*Stored dataset items*:
————
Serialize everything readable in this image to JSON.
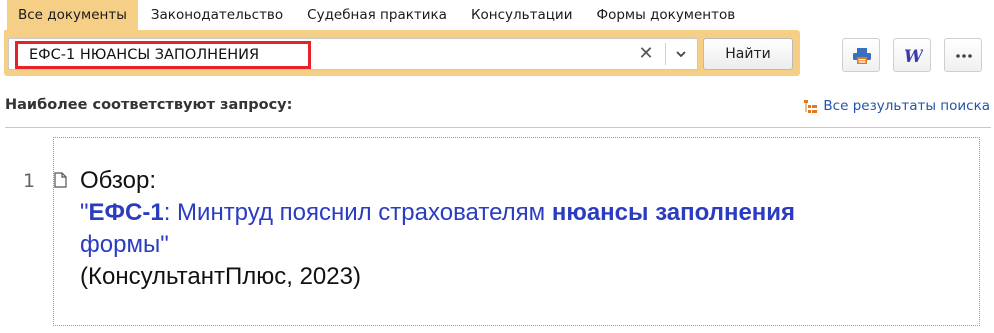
{
  "tabs": [
    {
      "label": "Все документы",
      "active": true
    },
    {
      "label": "Законодательство",
      "active": false
    },
    {
      "label": "Судебная практика",
      "active": false
    },
    {
      "label": "Консультации",
      "active": false
    },
    {
      "label": "Формы документов",
      "active": false
    }
  ],
  "search": {
    "value": "ЕФС-1 НЮАНСЫ ЗАПОЛНЕНИЯ",
    "find_label": "Найти"
  },
  "toolbar": {
    "word_letter": "W",
    "more_label": "•••"
  },
  "results": {
    "title": "Наиболее соответствуют запросу:",
    "all_results_label": "Все результаты поиска",
    "items": [
      {
        "number": "1",
        "prefix": "Обзор:",
        "title_runs": [
          {
            "text": "\"",
            "bold": false
          },
          {
            "text": "ЕФС-1",
            "bold": true
          },
          {
            "text": ": Минтруд пояснил страхователям ",
            "bold": false
          },
          {
            "text": "нюансы",
            "bold": true
          },
          {
            "text": " ",
            "bold": false
          },
          {
            "text": "заполнения",
            "bold": true
          },
          {
            "text": " формы\"",
            "bold": false
          }
        ],
        "source": "(КонсультантПлюс, 2023)"
      }
    ]
  },
  "colors": {
    "tab_active_bg": "#f6cf87",
    "search_highlight_border": "#e8222a",
    "link": "#2b3cc0",
    "accent_orange": "#e07a1a"
  }
}
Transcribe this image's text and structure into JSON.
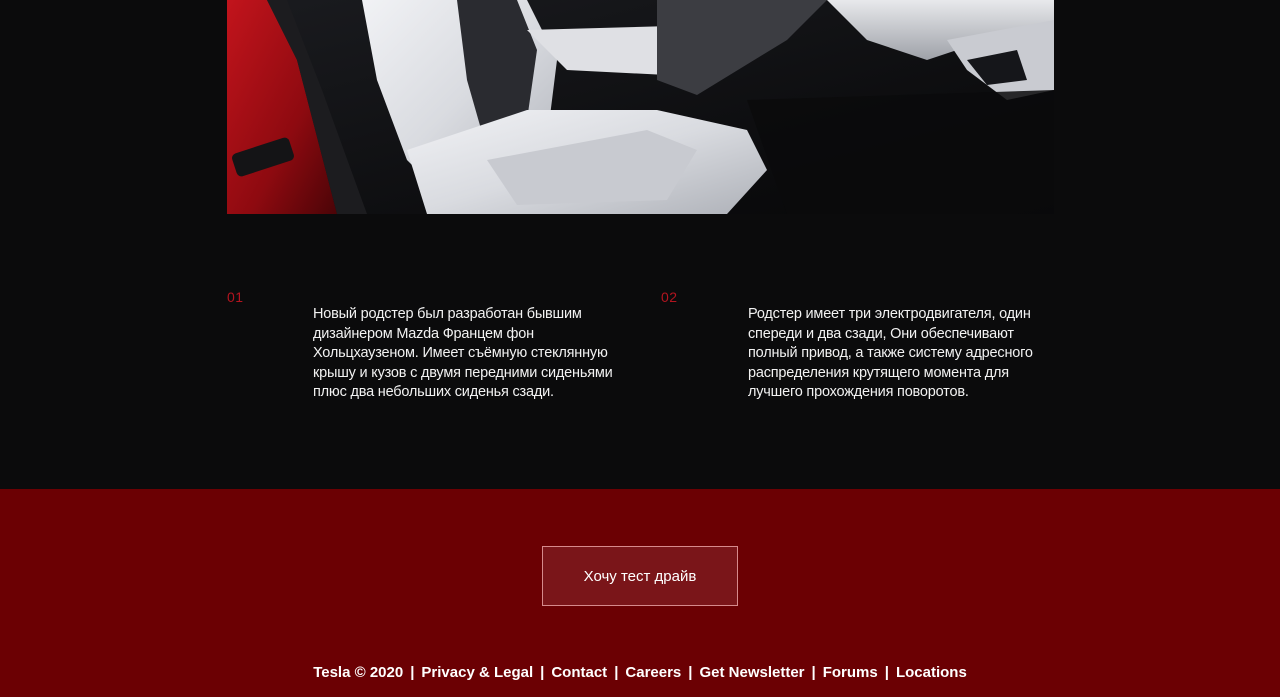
{
  "features": [
    {
      "number": "01",
      "text": "Новый родстер был разработан бывшим дизайнером Mazda Францем фон Хольцхаузеном. Имеет съёмную стеклянную крышу и кузов с двумя передними сиденьями плюс два небольших сиденья сзади."
    },
    {
      "number": "02",
      "text": "Родстер имеет три электродвигателя, один спереди и два сзади, Они обеспечивают полный привод, а также систему адресного распределения крутящего момента для лучшего прохождения поворотов."
    }
  ],
  "cta": {
    "label": "Хочу тест драйв"
  },
  "footer": {
    "copyright": "Tesla © 2020",
    "separator": "|",
    "links": [
      "Privacy & Legal",
      "Contact",
      "Careers",
      "Get Newsletter",
      "Forums",
      "Locations"
    ]
  },
  "colors": {
    "background": "#0b0b0c",
    "accent_number": "#b3141f",
    "red_band": "#6b0003",
    "button_fill": "#7a1519",
    "button_border": "#d68a8c"
  }
}
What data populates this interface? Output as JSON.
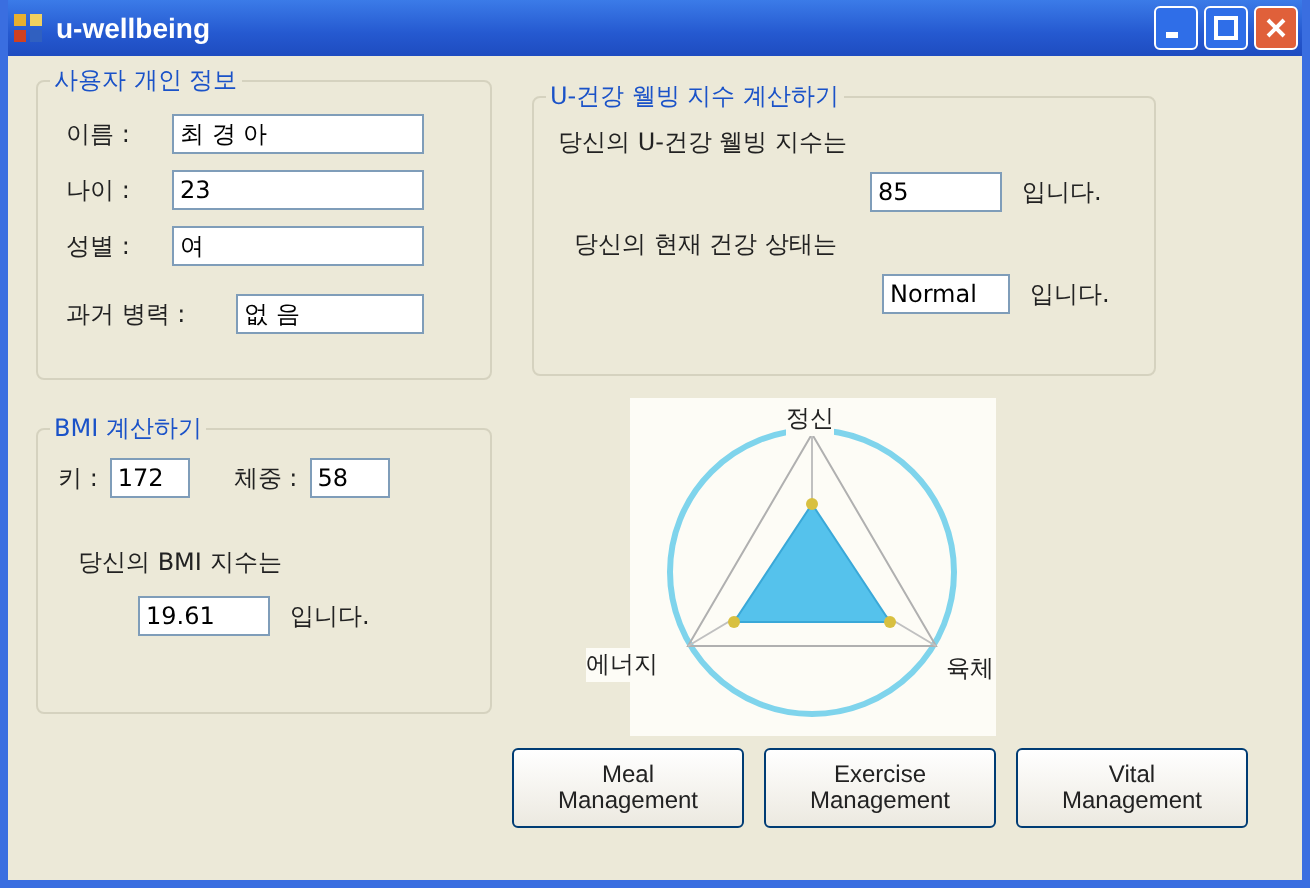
{
  "window": {
    "title": "u-wellbeing"
  },
  "personal_info": {
    "title": "사용자 개인 정보",
    "fields": [
      {
        "label": "이름 :",
        "value": "최 경 아"
      },
      {
        "label": "나이 :",
        "value": "23"
      },
      {
        "label": "성별 :",
        "value": "여"
      },
      {
        "label": "과거 병력 :",
        "value": "없 음"
      }
    ]
  },
  "bmi": {
    "title": "BMI 계산하기",
    "height_label": "키 :",
    "height_value": "172",
    "weight_label": "체중 :",
    "weight_value": "58",
    "prompt": "당신의 BMI 지수는",
    "value": "19.61",
    "suffix": "입니다."
  },
  "wellbeing_index": {
    "title": "U-건강 웰빙 지수 계산하기",
    "index_prompt": "당신의 U-건강 웰빙 지수는",
    "index_value": "85",
    "index_suffix": "입니다.",
    "status_prompt": "당신의 현재 건강 상태는",
    "status_value": "Normal",
    "status_suffix": "입니다."
  },
  "radar": {
    "axes": [
      "정신",
      "육체",
      "에너지"
    ]
  },
  "buttons": [
    "Meal Management",
    "Exercise Management",
    "Vital Management"
  ]
}
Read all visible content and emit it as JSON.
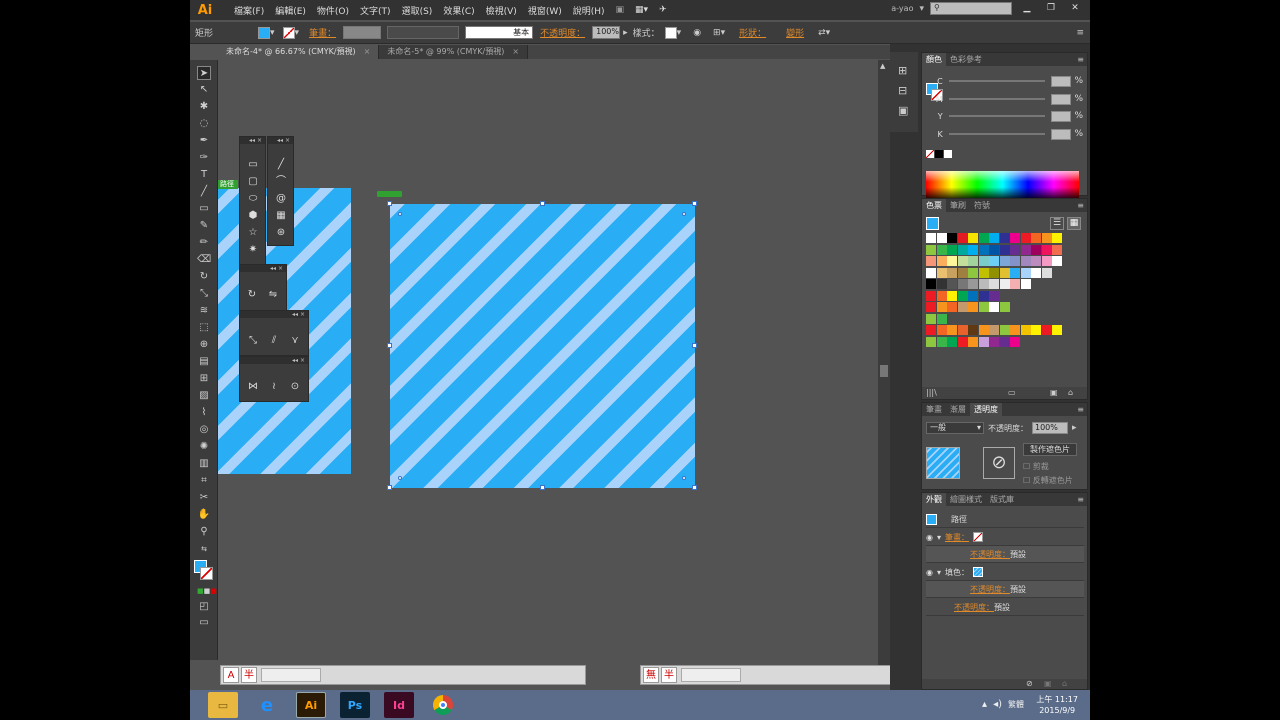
{
  "app": {
    "logo": "Ai",
    "menu": [
      "檔案(F)",
      "編輯(E)",
      "物件(O)",
      "文字(T)",
      "選取(S)",
      "效果(C)",
      "檢視(V)",
      "視窗(W)",
      "說明(H)"
    ],
    "user": "a-yao"
  },
  "controlbar": {
    "shape_label": "矩形",
    "stroke_label": "筆畫：",
    "stroke_profile": "基本",
    "opacity_label": "不透明度：",
    "opacity_value": "100%",
    "style_label": "樣式：",
    "shape_link": "形狀：",
    "transform_link": "變形"
  },
  "tabs": [
    {
      "label": "未命名-4* @ 66.67% (CMYK/預視)",
      "active": true
    },
    {
      "label": "未命名-5* @ 99% (CMYK/預視)",
      "active": false
    }
  ],
  "canvas": {
    "path_tag": "路徑"
  },
  "color_panel": {
    "tabs": [
      "顏色",
      "色彩參考"
    ],
    "channels": [
      "C",
      "M",
      "Y",
      "K"
    ],
    "pct": "%"
  },
  "swatches_panel": {
    "tabs": [
      "色票",
      "筆刷",
      "符號"
    ]
  },
  "transparency_panel": {
    "tabs": [
      "筆畫",
      "漸層",
      "透明度"
    ],
    "blend_mode": "一般",
    "opacity_label": "不透明度：",
    "opacity_value": "100%",
    "make_mask": "製作遮色片",
    "clip": "剪裁",
    "invert_mask": "反轉遮色片"
  },
  "appearance_panel": {
    "tabs": [
      "外觀",
      "繪圖樣式",
      "版式庫"
    ],
    "object": "路徑",
    "stroke_label": "筆畫：",
    "opacity_link": "不透明度：",
    "opacity_default": "預設",
    "fill_label": "填色："
  },
  "status": {
    "ime_left": [
      "A",
      "半"
    ],
    "ime_right": [
      "無",
      "半"
    ]
  },
  "taskbar": {
    "apps": [
      "Explorer",
      "IE",
      "Ai",
      "Ps",
      "Id",
      "Chrome"
    ],
    "tray_lang": "繁體",
    "time": "上午 11:17",
    "date": "2015/9/9"
  },
  "colors": {
    "fill_blue": "#29aef5",
    "stripe": "#a9d3fa",
    "accent_orange": "#e08a2a"
  }
}
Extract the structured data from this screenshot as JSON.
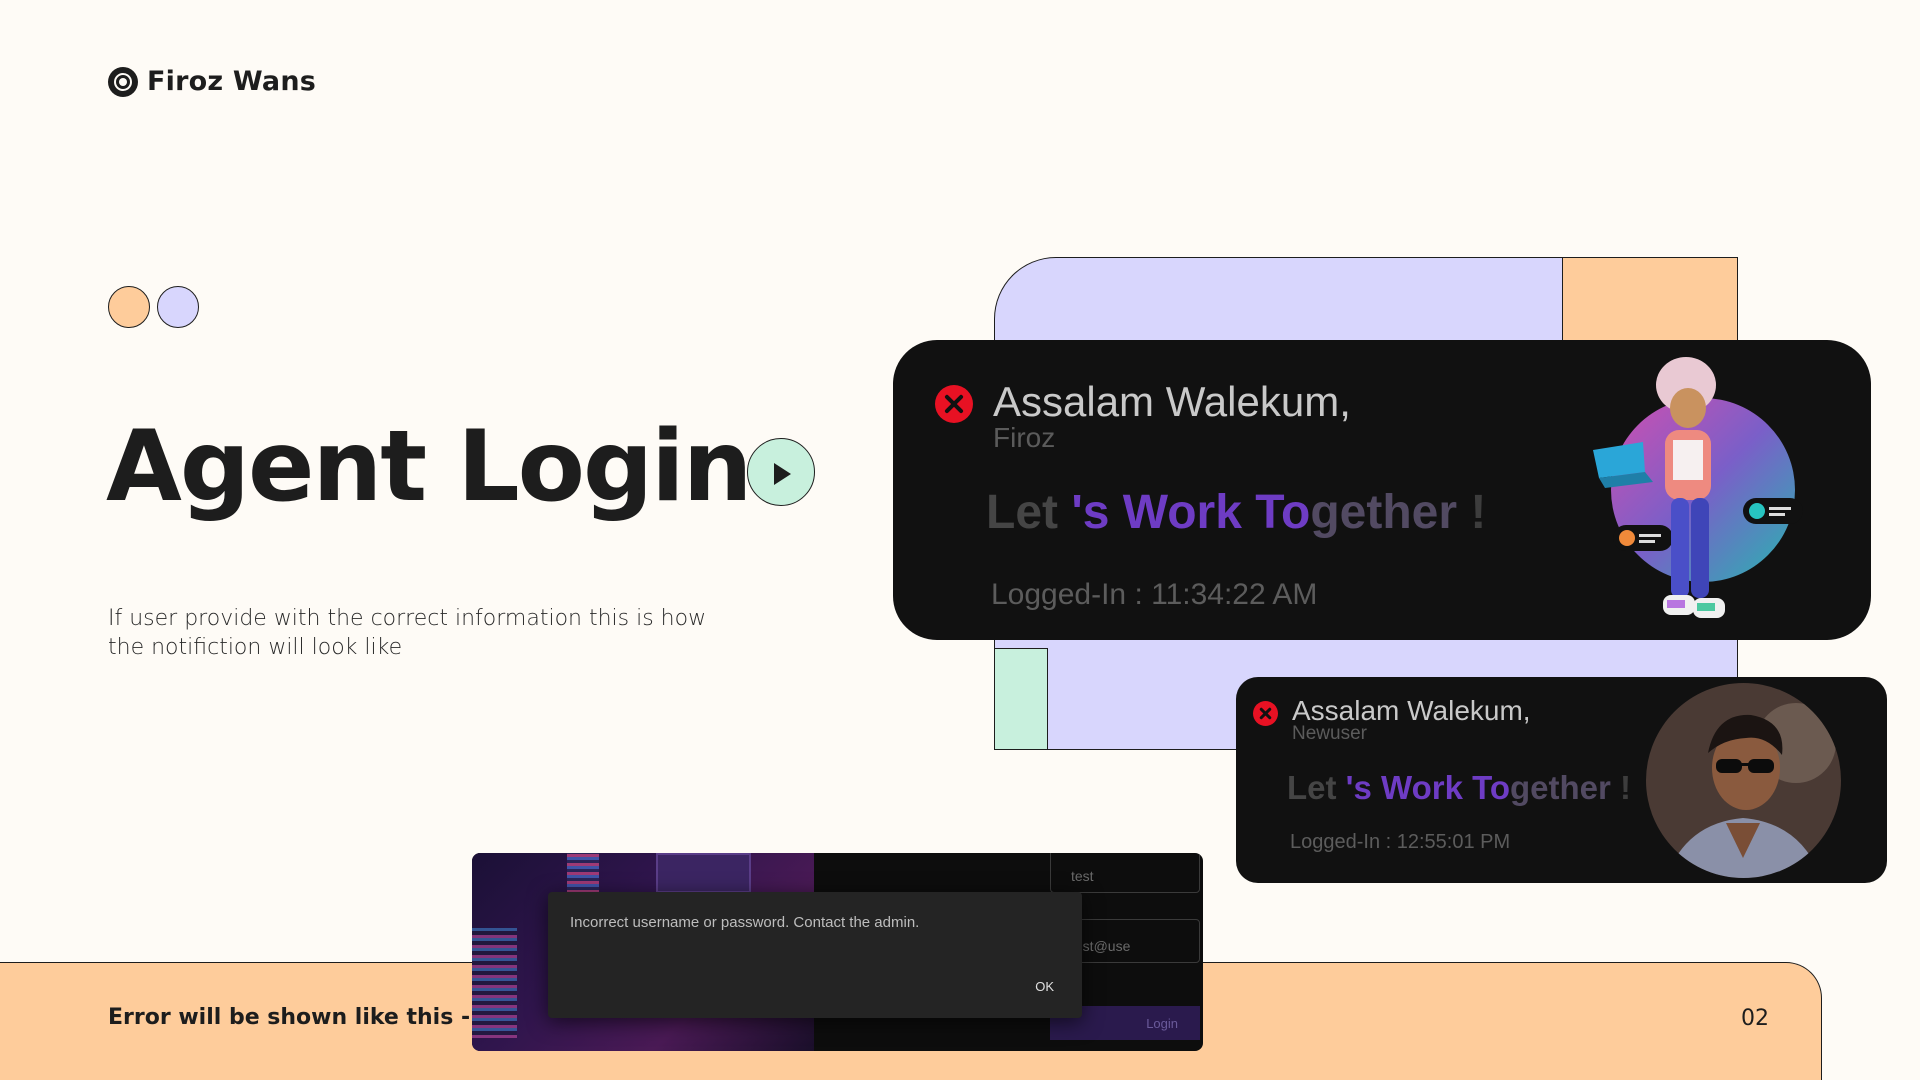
{
  "brand": {
    "name": "Firoz Wans",
    "icon": "target-icon"
  },
  "title": "Agent Login",
  "description": "If user provide with the correct information this is how the notifiction will look like",
  "colors": {
    "peach": "#fecc9b",
    "lavender": "#d8d6fd",
    "mint": "#c8f0dd",
    "background": "#fefbf6",
    "purple": "#6e3cc4"
  },
  "notifications": [
    {
      "greeting": "Assalam Walekum,",
      "username": "Firoz",
      "tagline": {
        "a": "Let ",
        "b": "'s Work To",
        "c": "gether",
        "d": " !"
      },
      "logged_in": "Logged-In : 11:34:22 AM",
      "avatar": "3d-character-with-laptop"
    },
    {
      "greeting": "Assalam Walekum,",
      "username": "Newuser",
      "tagline": {
        "a": "Let ",
        "b": "'s Work To",
        "c": "gether",
        "d": " !"
      },
      "logged_in": "Logged-In : 12:55:01 PM",
      "avatar": "user-photo"
    }
  ],
  "error_preview": {
    "message": "Incorrect username or password. Contact the admin.",
    "ok_label": "OK",
    "username_value": "test",
    "password_value": "test@use",
    "login_label": "Login"
  },
  "footer": {
    "label": "Error will be shown like this - >",
    "page_number": "02"
  }
}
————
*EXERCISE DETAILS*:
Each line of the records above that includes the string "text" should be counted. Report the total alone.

*RESULT FOR THIS EXERCISE*:
10